One of the main reasons for having an alcohol, drugs and substance misuse policy is to help employers ensure they meet their duty of care to protect the health and safety of employees and members of the public. Employers that knowingly allow employees to work while under the influence of drink or drugs can be prosecuted under the Health and Safety at Work Act 1974. Those in the transport sector may additionally be prosecuted under the Transport and Works Act 1992 if they don’t show due diligence in this regard.
As well as putting your company at risk of legal action there is also The Management of Health and Safety at Work Regulations 1999. These require employers to ensure employees have undertaken a risk relating to their workplace activity. This can include risks arising from potential alcohol and drug misuse. And, under the Misuse of Drugs Act 1971, employers who knowingly permit the production, supply or taking of controlled drugs on their premises could be committing a criminal offence.
In addition to helping employers meet their regulatory requirements, introducing an alcohol, drug and substance misuse policy can help them to reduce workplace accidents and injuries, sickness absence and presenteeism – that is, working when unwell or hungover. Employees can benefit too when their employer takes a positive, supportive approach to addressing the issue, for example, by providing awareness programmes on the pitfalls of alcohol, drug and substance misuse. The policy should also encourage early identification and support for at-risk or affected individuals to help prevent problems or potential problems from escalating.
Positioning should be constructive, emphasising the employer’s commitment to building a positive, supportive workplace culture that safeguards employee health and wellbeing. For this to be credible, the buy-in and visible support of the company’s leadership is essential. The company must also take care to ensure they’re not part of the problem – for instance, by encouraging or turning a blind eye to a workplace drinking culture.
A policy should:
Employers whose operations include safety critical jobs may also need to introduce a workplace random testing programme to meet statutory requirements to safeguard their employees and members of the public.
Finally, to help secure employee buy-in to the policy, it’s prudent to consult with employee or health and safety representatives when drawing it up.
The policy should be included in the company’s employee handbook and drawn to the employee’s attention at the time of joining the company. Additions or amendments should be shared through the company’s usual channels for employee communications.
Resources such as awareness-raising, educational material should be actively promoted, both for preventive purposes and to remind employees who may have a problem that help is available – and where to get it.
Managers should be properly trained and supported to recognise and approach employees affected by alcohol, drug or substance misuse. That includes knowing what to do when an employee turns up at work smelling of alcohol or seemingly under the influence of drugs. Again, abnormal behaviour from an employee may have other causes so it’s important for managers not to leap to conclusions but, rather, speak to the employee to try to understand what’s troubling them.

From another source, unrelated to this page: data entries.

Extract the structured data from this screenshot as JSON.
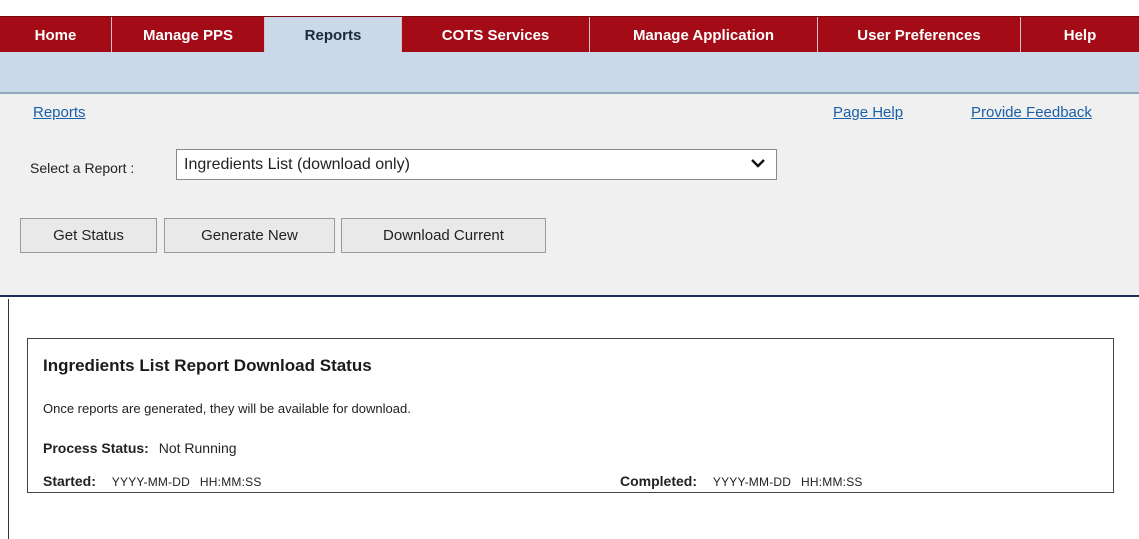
{
  "nav": {
    "tabs": [
      {
        "label": "Home"
      },
      {
        "label": "Manage PPS"
      },
      {
        "label": "Reports"
      },
      {
        "label": "COTS Services"
      },
      {
        "label": "Manage Application"
      },
      {
        "label": "User Preferences"
      },
      {
        "label": "Help"
      }
    ],
    "active": "Reports"
  },
  "links": {
    "breadcrumb": "Reports",
    "page_help": "Page Help",
    "feedback": "Provide Feedback"
  },
  "report_select": {
    "label": "Select a Report :",
    "value": "Ingredients List (download only)"
  },
  "buttons": {
    "get_status": "Get Status",
    "generate_new": "Generate New",
    "download_current": "Download Current"
  },
  "status": {
    "title": "Ingredients List Report Download Status",
    "description": "Once reports are generated, they will be available for download.",
    "process_label": "Process Status:",
    "process_value": "Not Running",
    "started_label": "Started:",
    "started_date": "YYYY-MM-DD",
    "started_time": "HH:MM:SS",
    "completed_label": "Completed:",
    "completed_date": "YYYY-MM-DD",
    "completed_time": "HH:MM:SS"
  },
  "colors": {
    "nav_bg": "#a30b17",
    "active_tab": "#c9d9ea",
    "link": "#1a5fa8"
  }
}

Remind them how the company’s misuse policy applies and guide them to suitable support, empathetically.
Dr Habbab joined AXA PPP healthcare in November 2010 as a Consultant Occupational Health Physician and took on the role of Medical Director in 2015. Yousef takes responsibility for medical standards and service delivery of our Occupational Health physicians and is responsible for clinical governance within our health services. He is supported by the dedicated clinical governance manager and team.
As Medical Director he is responsible for strategic planning and key client support and is a member of the Senior Leadership Team. Yousef is a member of the Royal College of Surgeons of Edinburgh and Member of the Faculty of Occupational Medicine of the Royal College of Physicians in London.
The Health and Safety Executive’s guides Don’t mix it6 and Drug misuse at work7 are good sources of further information and advice for employers on managing alcohol, drug and substance misuse at work.
AXA PPP healthcare